- [PROBLEM REQUIREMENTS]: All lines containing the string "JSON" must be copied from the entries.

- [DATASET]:
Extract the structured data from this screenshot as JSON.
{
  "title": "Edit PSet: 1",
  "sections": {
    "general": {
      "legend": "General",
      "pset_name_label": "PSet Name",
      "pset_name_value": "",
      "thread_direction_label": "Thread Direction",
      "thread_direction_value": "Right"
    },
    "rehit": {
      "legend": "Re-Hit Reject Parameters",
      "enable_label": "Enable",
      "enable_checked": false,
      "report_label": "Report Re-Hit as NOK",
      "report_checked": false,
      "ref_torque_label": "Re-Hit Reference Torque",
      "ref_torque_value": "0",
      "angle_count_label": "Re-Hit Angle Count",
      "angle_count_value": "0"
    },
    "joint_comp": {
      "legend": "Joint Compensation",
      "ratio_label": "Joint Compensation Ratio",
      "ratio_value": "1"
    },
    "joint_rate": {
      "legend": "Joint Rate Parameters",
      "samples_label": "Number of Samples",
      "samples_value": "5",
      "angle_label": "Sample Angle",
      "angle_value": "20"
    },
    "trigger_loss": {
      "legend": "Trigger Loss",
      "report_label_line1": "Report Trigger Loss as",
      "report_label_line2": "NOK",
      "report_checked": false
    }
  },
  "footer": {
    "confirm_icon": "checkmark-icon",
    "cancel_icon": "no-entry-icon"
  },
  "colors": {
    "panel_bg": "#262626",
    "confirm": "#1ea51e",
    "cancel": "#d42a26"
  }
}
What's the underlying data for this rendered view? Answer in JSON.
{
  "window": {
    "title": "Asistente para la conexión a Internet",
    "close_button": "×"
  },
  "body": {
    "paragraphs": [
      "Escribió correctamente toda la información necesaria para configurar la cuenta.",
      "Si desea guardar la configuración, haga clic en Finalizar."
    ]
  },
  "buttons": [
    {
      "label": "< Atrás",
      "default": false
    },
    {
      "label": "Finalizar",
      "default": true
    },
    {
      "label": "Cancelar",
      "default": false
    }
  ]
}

- [ANSWER TO THIS PROBLEM]:
Extract the structured data from this screenshot as JSON.
What's the underlying data for this rendered view? Answer in JSON.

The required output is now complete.